The world-record automobile salesman is Joe Girard, who is in the Guinness World Records for selling 1,425 cars in a single year. Each was an individual sale, there were no fleet sales. In his books Girard tells his readers that sales is a matter of work by the salesman, before, during and after the sale. I know you all know this, but if you treat someone right, they will return again.
A salesman’s adage goes like this, “You can cut a man’s hair many times but you can only scalp him once.” Joe Girard once said that every person influences 250 people, so good or bad, the stories go on. I think, with over 100,000 registered readers and perhaps a quarter-million readers worldwide, B.B. Pelletier probably reaches a few more than 250.

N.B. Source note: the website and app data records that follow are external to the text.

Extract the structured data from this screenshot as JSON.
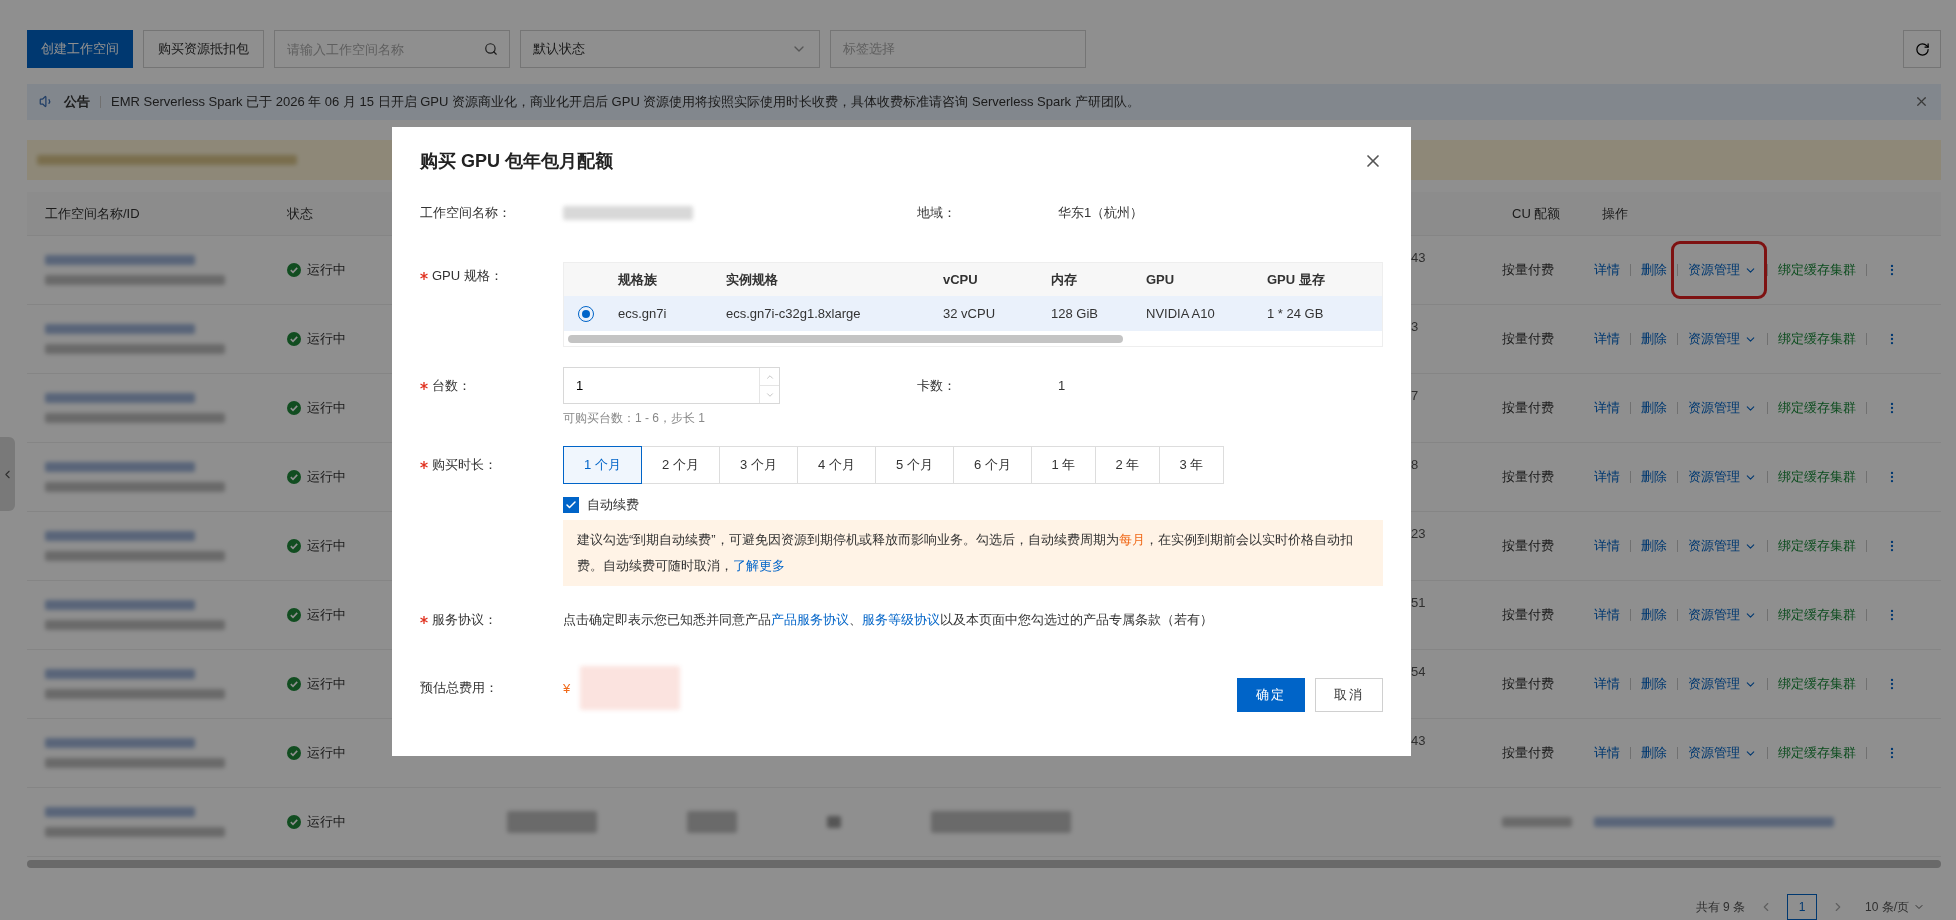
{
  "toolbar": {
    "create_button": "创建工作空间",
    "buy_button": "购买资源抵扣包",
    "search": {
      "placeholder": "请输入工作空间名称"
    },
    "status_select": {
      "value": "默认状态"
    },
    "tag_select": {
      "placeholder": "标签选择"
    }
  },
  "announcement": {
    "label": "公告",
    "text": "EMR Serverless Spark 已于 2026 年 06 月 15 日开启 GPU 资源商业化，商业化开启后 GPU 资源使用将按照实际使用时长收费，具体收费标准请咨询 Serverless Spark 产研团队。"
  },
  "table": {
    "columns": [
      {
        "label": "工作空间名称/ID"
      },
      {
        "label": "状态"
      },
      {
        "label": "CU 配额"
      },
      {
        "label": "操作"
      }
    ],
    "rows": [
      {
        "kind": "normal",
        "status": "运行中",
        "column_3": "43",
        "billing": "按量付费",
        "annotated": true,
        "actions": [
          {
            "label": "详情",
            "kind": "link"
          },
          {
            "label": "删除",
            "kind": "link"
          },
          {
            "label": "资源管理",
            "kind": "dropdown"
          },
          {
            "label": "绑定缓存集群",
            "kind": "bind"
          }
        ]
      },
      {
        "kind": "normal",
        "status": "运行中",
        "column_3": "3",
        "billing": "按量付费",
        "annotated": false,
        "actions": [
          {
            "label": "详情",
            "kind": "link"
          },
          {
            "label": "删除",
            "kind": "link"
          },
          {
            "label": "资源管理",
            "kind": "dropdown"
          },
          {
            "label": "绑定缓存集群",
            "kind": "bind"
          }
        ]
      },
      {
        "kind": "normal",
        "status": "运行中",
        "column_3": "7",
        "billing": "按量付费",
        "annotated": false,
        "actions": [
          {
            "label": "详情",
            "kind": "link"
          },
          {
            "label": "删除",
            "kind": "link"
          },
          {
            "label": "资源管理",
            "kind": "dropdown"
          },
          {
            "label": "绑定缓存集群",
            "kind": "bind"
          }
        ]
      },
      {
        "kind": "normal",
        "status": "运行中",
        "column_3": "8",
        "billing": "按量付费",
        "annotated": false,
        "actions": [
          {
            "label": "详情",
            "kind": "link"
          },
          {
            "label": "删除",
            "kind": "link"
          },
          {
            "label": "资源管理",
            "kind": "dropdown"
          },
          {
            "label": "绑定缓存集群",
            "kind": "bind"
          }
        ]
      },
      {
        "kind": "normal",
        "status": "运行中",
        "column_3": "23",
        "billing": "按量付费",
        "annotated": false,
        "actions": [
          {
            "label": "详情",
            "kind": "link"
          },
          {
            "label": "删除",
            "kind": "link"
          },
          {
            "label": "资源管理",
            "kind": "dropdown"
          },
          {
            "label": "绑定缓存集群",
            "kind": "bind"
          }
        ]
      },
      {
        "kind": "normal",
        "status": "运行中",
        "column_3": "51",
        "billing": "按量付费",
        "annotated": false,
        "actions": [
          {
            "label": "详情",
            "kind": "link"
          },
          {
            "label": "删除",
            "kind": "link"
          },
          {
            "label": "资源管理",
            "kind": "dropdown"
          },
          {
            "label": "绑定缓存集群",
            "kind": "bind"
          }
        ]
      },
      {
        "kind": "normal",
        "status": "运行中",
        "column_3": "54",
        "billing": "按量付费",
        "annotated": false,
        "actions": [
          {
            "label": "详情",
            "kind": "link"
          },
          {
            "label": "删除",
            "kind": "link"
          },
          {
            "label": "资源管理",
            "kind": "dropdown"
          },
          {
            "label": "绑定缓存集群",
            "kind": "bind"
          }
        ]
      },
      {
        "kind": "normal",
        "status": "运行中",
        "column_3": "43",
        "billing": "按量付费",
        "annotated": false,
        "actions": [
          {
            "label": "详情",
            "kind": "link"
          },
          {
            "label": "删除",
            "kind": "link"
          },
          {
            "label": "资源管理",
            "kind": "dropdown"
          },
          {
            "label": "绑定缓存集群",
            "kind": "bind"
          }
        ]
      },
      {
        "kind": "redacted",
        "status": "运行中"
      }
    ]
  },
  "pagination": {
    "total": "共有 9 条",
    "pages": [
      {
        "label": "1",
        "selected": true
      }
    ],
    "page_size": "10 条/页"
  },
  "modal": {
    "title": "购买 GPU 包年包月配额",
    "workspace": {
      "label": "工作空间名称：",
      "required": false
    },
    "region": {
      "label": "地域：",
      "value": "华东1（杭州）"
    },
    "gpu_spec": {
      "label": "GPU 规格：",
      "required": true,
      "columns": [
        "规格族",
        "实例规格",
        "vCPU",
        "内存",
        "GPU",
        "GPU 显存"
      ],
      "rows": [
        {
          "selected": true,
          "cells": [
            "ecs.gn7i",
            "ecs.gn7i-c32g1.8xlarge",
            "32 vCPU",
            "128 GiB",
            "NVIDIA A10",
            "1 * 24 GB"
          ]
        }
      ]
    },
    "quantity": {
      "label": "台数：",
      "required": true,
      "value": "1",
      "hint": "可购买台数：1 - 6，步长 1"
    },
    "cards": {
      "label": "卡数：",
      "value": "1"
    },
    "duration": {
      "label": "购买时长：",
      "required": true,
      "options": [
        {
          "label": "1 个月",
          "selected": true
        },
        {
          "label": "2 个月",
          "selected": false
        },
        {
          "label": "3 个月",
          "selected": false
        },
        {
          "label": "4 个月",
          "selected": false
        },
        {
          "label": "5 个月",
          "selected": false
        },
        {
          "label": "6 个月",
          "selected": false
        },
        {
          "label": "1 年",
          "selected": false
        },
        {
          "label": "2 年",
          "selected": false
        },
        {
          "label": "3 年",
          "selected": false
        }
      ]
    },
    "auto_renew": {
      "label": "自动续费",
      "checked": true
    },
    "notice": [
      {
        "kind": "plain",
        "text": "建议勾选“到期自动续费”，可避免因资源到期停机或释放而影响业务。勾选后，自动续费周期为"
      },
      {
        "kind": "emphasis",
        "text": "每月"
      },
      {
        "kind": "plain",
        "text": "，在实例到期前会以实时价格自动扣费。自动续费可随时取消，"
      },
      {
        "kind": "link",
        "text": "了解更多"
      }
    ],
    "agreement": {
      "label": "服务协议：",
      "required": true,
      "segments": [
        {
          "kind": "plain",
          "text": "点击确定即表示您已知悉并同意产品"
        },
        {
          "kind": "link",
          "text": "产品服务协议"
        },
        {
          "kind": "plain",
          "text": "、"
        },
        {
          "kind": "link",
          "text": "服务等级协议"
        },
        {
          "kind": "plain",
          "text": "以及本页面中您勾选过的产品专属条款（若有）"
        }
      ]
    },
    "estimate": {
      "label": "预估总费用：",
      "required": false,
      "currency": "¥"
    },
    "buttons": [
      {
        "label": "确定",
        "kind": "primary"
      },
      {
        "label": "取消",
        "kind": "secondary"
      }
    ]
  }
}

Yes, there are buyers who only care about the absolute lowest price, and yes, they will waste a salesman’s time, only to buy from the cut-price place when all their questions are answered. My advice to salespeople about guys like this? I have a word that describes them. Bruce Wayne used the word in the Chinese prison when he was learning to be Batman. The word is — Practice. Consider the time you spend with the tire-kickers as time to refine your sales technique.
In case it hasn’t dawned on you yet, I am not really writing today’s report to my readers. I’m writing it to the businesses who want to get more customers and to retain them. I see so many crazy things like repeated spammy emails that eventually turn people off, when all it takes to grow your customer base is to treat people like you want to be treated. How about that? The Golden Rule really works.
Buyers usually know what they want, and as the price of an item goes up, so usually does the buyer’s knowledge of the item. Sure, there are kids who don’t know the muzzle of an airgun from the butt, but they shop at discount stores and buy airguns based on the colorful boxes and the emphasized velocity. Selling to them is a whole different game. What I’m talking about are those higher-ticket items whose buyers are discriminating, either because they have to be or because they just are. And, if you treat them right, they will return, if only because they were treated right.
The bottom line to selling is to sell things you believe in to people you treat like friends. Put yourself in their shoes and sell it like you’d like it to be sold to you.